    • Shopping cart-abandonment pop-up, encouraging the user to create an account

Remember, it’s important that no matter what type of opt-in you use, you should provide your subscribers with a double opt-in option. This means they not only opt in when they see the initial offer, but also they receive an email confirmation that they want to receive your newsletter.

By doing this, you are ensuring a loyal online newsletter reader who is more likely to remain subscribed and engaged. Additionally, it will reduce the number of people marking your email newsletters as spam.

Landing pages

Often, a potential subscriber wants to see what you have to offer before they make a decision to sign up for your email newsletter. You can create a landing page that’s specifically designed to show users what the benefits are for subscribers.

One of the best aspects of the email-specific landing page is you can direct all external traffic to this page, whether they are from web searches, social media, blogs, or another source.

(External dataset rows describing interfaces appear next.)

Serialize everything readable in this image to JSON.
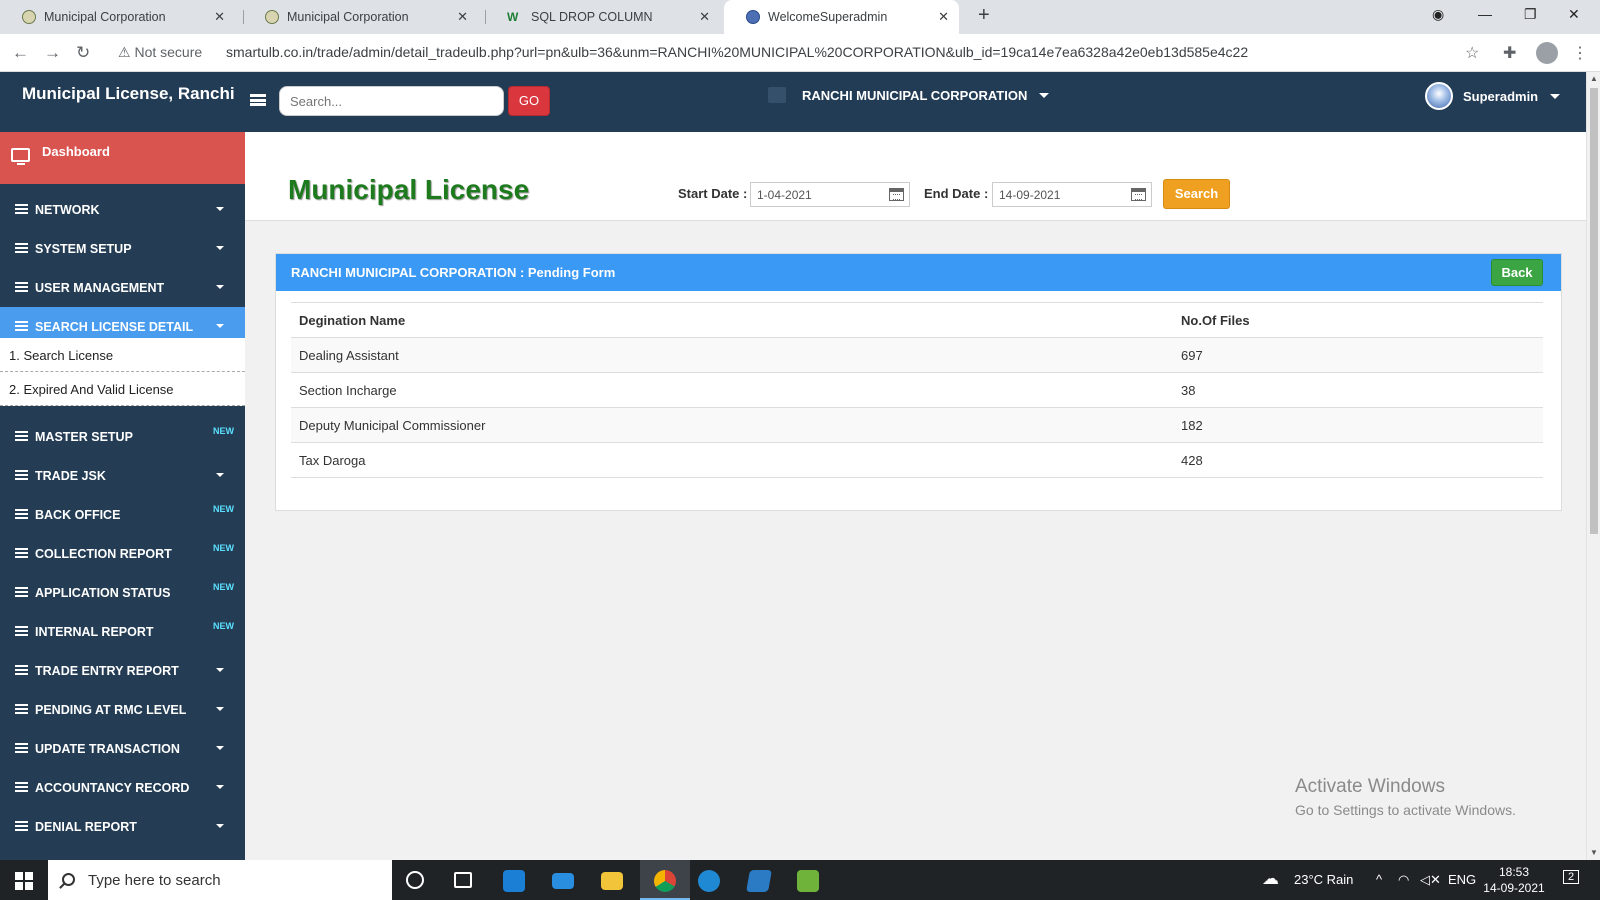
{
  "browser": {
    "tabs": [
      {
        "title": "Municipal Corporation",
        "icon": "seal-icon"
      },
      {
        "title": "Municipal Corporation",
        "icon": "seal-icon"
      },
      {
        "title": "SQL DROP COLUMN",
        "icon": "w3-icon",
        "badge": "W"
      },
      {
        "title": "WelcomeSuperadmin",
        "icon": "globe-icon"
      }
    ],
    "security_label": "Not secure",
    "url": "smartulb.co.in/trade/admin/detail_tradeulb.php?url=pn&ulb=36&unm=RANCHI%20MUNICIPAL%20CORPORATION&ulb_id=19ca14e7ea6328a42e0eb13d585e4c22"
  },
  "header": {
    "brand": "Municipal License, Ranchi",
    "search_placeholder": "Search...",
    "go_label": "GO",
    "corporation": "RANCHI MUNICIPAL CORPORATION",
    "user_name": "Superadmin"
  },
  "sidebar": {
    "dashboard_label": "Dashboard",
    "items": [
      {
        "label": "NETWORK",
        "kind": "dropdown"
      },
      {
        "label": "SYSTEM SETUP",
        "kind": "dropdown"
      },
      {
        "label": "USER MANAGEMENT",
        "kind": "dropdown"
      },
      {
        "label": "SEARCH LICENSE DETAIL",
        "kind": "dropdown",
        "active": true
      },
      {
        "label": "MASTER SETUP",
        "kind": "new"
      },
      {
        "label": "TRADE JSK",
        "kind": "dropdown"
      },
      {
        "label": "BACK OFFICE",
        "kind": "new"
      },
      {
        "label": "COLLECTION REPORT",
        "kind": "new"
      },
      {
        "label": "APPLICATION STATUS",
        "kind": "new"
      },
      {
        "label": "INTERNAL REPORT",
        "kind": "new"
      },
      {
        "label": "TRADE ENTRY REPORT",
        "kind": "dropdown"
      },
      {
        "label": "PENDING AT RMC LEVEL",
        "kind": "dropdown"
      },
      {
        "label": "UPDATE TRANSACTION",
        "kind": "dropdown"
      },
      {
        "label": "ACCOUNTANCY RECORD",
        "kind": "dropdown"
      },
      {
        "label": "DENIAL REPORT",
        "kind": "dropdown"
      }
    ],
    "subitems": [
      "1. Search License",
      "2. Expired And Valid License"
    ],
    "new_badge": "NEW"
  },
  "main": {
    "title": "Municipal License",
    "start_date_label": "Start Date :",
    "start_date": "1-04-2021",
    "end_date_label": "End Date :",
    "end_date": "14-09-2021",
    "search_label": "Search",
    "panel_title": "RANCHI MUNICIPAL CORPORATION : Pending Form",
    "back_label": "Back",
    "table": {
      "headers": [
        "Degination Name",
        "No.Of Files"
      ],
      "rows": [
        [
          "Dealing Assistant",
          "697"
        ],
        [
          "Section Incharge",
          "38"
        ],
        [
          "Deputy Municipal Commissioner",
          "182"
        ],
        [
          "Tax Daroga",
          "428"
        ]
      ]
    }
  },
  "watermark": {
    "line1": "Activate Windows",
    "line2": "Go to Settings to activate Windows."
  },
  "taskbar": {
    "search_placeholder": "Type here to search",
    "weather": "23°C  Rain",
    "language": "ENG",
    "time": "18:53",
    "date": "14-09-2021",
    "notifications": "2"
  },
  "colors": {
    "header_bg": "#233c55",
    "sidebar_bg": "#243d55",
    "dashboard_bg": "#d9534f",
    "active_item": "#4a9cee",
    "title_green": "#1d7a1d",
    "panel_blue": "#3a99f4"
  }
}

Keep this page short and sweet and let people know what they will be receiving in their inbox. Examples of what you can offer them include:

  • Coupons
  • Weekly tips
  • Product reviews
  • Interviews with experts
  • DIY/how-to guides
  • Anything else you include in your newsletter

Whether users are directed to these email-specific landing page or to other parts of your website, be sure to have call-to-action (CTA) buttons on every page. Doing so means you don’t miss out on any potential subscriber, no matter where on your site they’re browsing.

Offers

You can increase the number of sign-ups you have simply by giving potential subscribers special offers. These offers come in many forms and can be introduced on a range of platforms (e.g. your social media accounts), such as:

  • Coupons
  • Courses and webinars
  • Content downloads, such as whitepapers
  • Contests/sweepstakes
  • Rewards
  • Surveys
  • Referral offers

The key to online newsletter effectiveness is to be creative and use the technology at your disposal. The more distinctive you make each of these methods, the more successful you’ll be in gathering those engaged subscribers.

Check out our free list acquisition cheatsheet for more advice on collecting email addresses for your database.

The post Follow these best practices to increase newsletter sign-ups appeared first on The Email Marketing Blog.

Reblogged 10 months ago from blog.dotmailer.com